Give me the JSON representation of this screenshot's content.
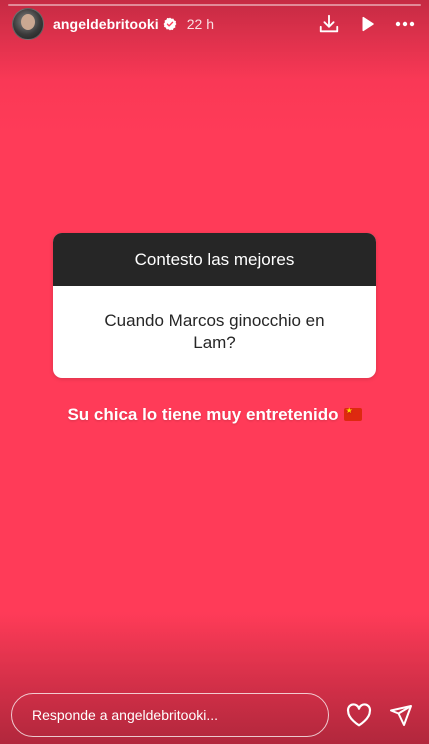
{
  "header": {
    "username": "angeldebritooki",
    "time": "22 h",
    "icons": [
      "verified-badge-icon",
      "download-icon",
      "play-icon",
      "more-icon"
    ]
  },
  "question_card": {
    "title": "Contesto las mejores",
    "question": "Cuando Marcos ginocchio en Lam?"
  },
  "caption": {
    "text": "Su chica lo tiene muy entretenido",
    "emoji_icon": "china-flag-icon"
  },
  "footer": {
    "reply_placeholder": "Responde a angeldebritooki...",
    "icons": [
      "heart-icon",
      "send-icon"
    ]
  },
  "colors": {
    "background": "#ff3b58",
    "card_header": "#262626",
    "card_body": "#ffffff",
    "text_on_background": "#ffffff"
  }
}
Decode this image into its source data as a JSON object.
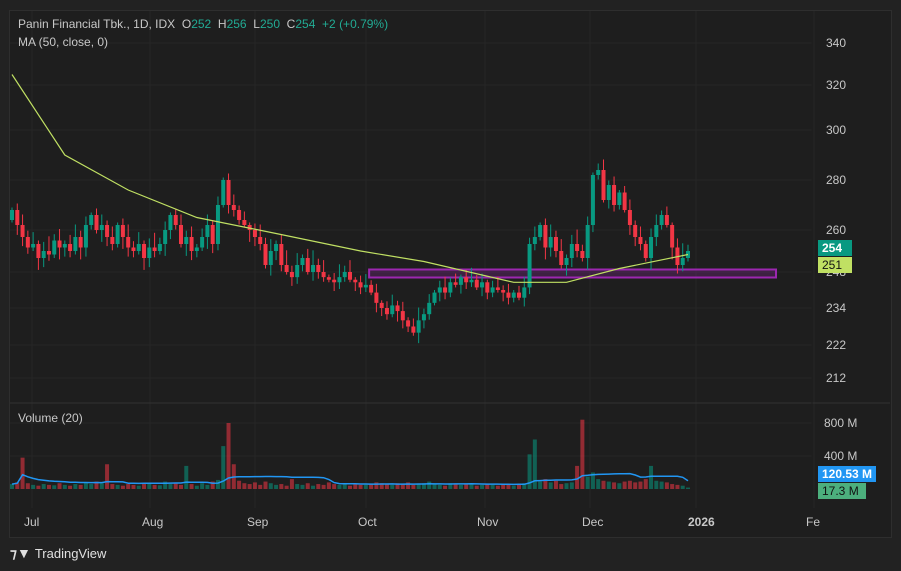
{
  "header": {
    "symbol": "Panin Financial Tbk., 1D, IDX",
    "o_label": "O",
    "o": "252",
    "h_label": "H",
    "h": "256",
    "l_label": "L",
    "l": "250",
    "c_label": "C",
    "c": "254",
    "change": "+2 (+0.79%)"
  },
  "indicator": {
    "ma_label": "MA (50, close, 0)",
    "volume_label": "Volume (20)"
  },
  "price_axis": [
    "340",
    "320",
    "300",
    "280",
    "260",
    "248",
    "234",
    "222",
    "212"
  ],
  "volume_axis": [
    "800 M",
    "400 M"
  ],
  "badges": {
    "last_price": "254",
    "ma_value": "251",
    "vol_ma": "120.53 M",
    "last_volume": "17.3 M"
  },
  "time_axis": [
    "Jul",
    "Aug",
    "Sep",
    "Oct",
    "Nov",
    "Dec",
    "2026",
    "Fe"
  ],
  "footer": {
    "brand": "TradingView"
  },
  "colors": {
    "up": "#089981",
    "down": "#f23645",
    "ma": "#c0e063",
    "zone": "#9c27b0",
    "vol_ma": "#2196f3"
  },
  "chart_data": {
    "type": "candlestick",
    "closes": [
      268,
      262,
      258,
      255,
      256,
      252,
      254,
      253,
      257,
      255,
      256,
      254,
      258,
      255,
      262,
      266,
      260,
      262,
      258,
      256,
      262,
      258,
      255,
      254,
      256,
      252,
      255,
      254,
      256,
      260,
      266,
      262,
      256,
      258,
      254,
      255,
      258,
      262,
      256,
      270,
      280,
      270,
      268,
      264,
      262,
      260,
      258,
      256,
      250,
      254,
      256,
      250,
      248,
      246,
      250,
      252,
      248,
      250,
      248,
      246,
      245,
      244,
      246,
      248,
      245,
      244,
      242,
      243,
      240,
      236,
      234,
      232,
      235,
      233,
      230,
      228,
      226,
      230,
      232,
      236,
      240,
      242,
      240,
      244,
      243,
      246,
      244,
      245,
      242,
      244,
      240,
      242,
      241,
      240,
      238,
      240,
      238,
      242,
      256,
      258,
      262,
      255,
      258,
      254,
      250,
      252,
      256,
      254,
      252,
      262,
      282,
      284,
      272,
      278,
      270,
      275,
      268,
      262,
      258,
      256,
      252,
      258,
      262,
      266,
      262,
      255,
      250,
      252,
      254
    ],
    "ma_keypoints": [
      [
        0,
        325
      ],
      [
        10,
        290
      ],
      [
        22,
        276
      ],
      [
        35,
        265
      ],
      [
        50,
        259
      ],
      [
        66,
        254
      ],
      [
        78,
        251
      ],
      [
        95,
        244
      ],
      [
        105,
        244
      ],
      [
        115,
        249
      ],
      [
        128,
        253
      ]
    ],
    "volumes_m": [
      60,
      80,
      380,
      70,
      50,
      40,
      60,
      50,
      45,
      70,
      50,
      40,
      60,
      50,
      80,
      60,
      90,
      70,
      300,
      60,
      50,
      40,
      60,
      50,
      40,
      60,
      70,
      50,
      45,
      90,
      60,
      70,
      50,
      280,
      60,
      40,
      70,
      50,
      90,
      110,
      520,
      800,
      300,
      100,
      70,
      60,
      80,
      50,
      90,
      70,
      50,
      60,
      40,
      120,
      60,
      50,
      70,
      40,
      60,
      50,
      80,
      60,
      50,
      70,
      40,
      60,
      50,
      50,
      60,
      80,
      70,
      60,
      50,
      70,
      60,
      80,
      50,
      60,
      70,
      90,
      60,
      50,
      40,
      70,
      60,
      50,
      60,
      70,
      40,
      50,
      60,
      50,
      40,
      60,
      50,
      40,
      60,
      70,
      420,
      600,
      90,
      120,
      80,
      100,
      60,
      70,
      80,
      280,
      840,
      150,
      200,
      120,
      100,
      90,
      80,
      70,
      90,
      100,
      80,
      90,
      120,
      280,
      100,
      90,
      80,
      60,
      50,
      40,
      17.3
    ],
    "zone": {
      "from": 246,
      "to": 249,
      "start_index": 68
    },
    "ylim": [
      212,
      340
    ]
  }
}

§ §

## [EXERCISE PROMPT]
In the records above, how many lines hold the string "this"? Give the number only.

## [SOLUTION TO THE EXERCISE]
2